'''

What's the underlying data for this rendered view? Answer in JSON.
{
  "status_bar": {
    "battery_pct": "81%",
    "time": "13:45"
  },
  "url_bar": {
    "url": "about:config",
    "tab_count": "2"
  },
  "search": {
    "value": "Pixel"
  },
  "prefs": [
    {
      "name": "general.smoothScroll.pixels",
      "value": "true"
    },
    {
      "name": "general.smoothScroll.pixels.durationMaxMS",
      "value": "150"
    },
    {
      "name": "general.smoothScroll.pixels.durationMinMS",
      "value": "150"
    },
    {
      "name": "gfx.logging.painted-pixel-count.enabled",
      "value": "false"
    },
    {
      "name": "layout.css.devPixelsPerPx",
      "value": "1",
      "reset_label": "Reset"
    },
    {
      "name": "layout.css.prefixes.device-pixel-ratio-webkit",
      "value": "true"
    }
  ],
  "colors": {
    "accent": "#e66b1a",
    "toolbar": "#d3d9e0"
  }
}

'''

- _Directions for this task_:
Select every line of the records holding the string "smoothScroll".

- _Written answer_:
      "name": "general.smoothScroll.pixels",
      "name": "general.smoothScroll.pixels.durationMaxMS",
      "name": "general.smoothScroll.pixels.durationMinMS",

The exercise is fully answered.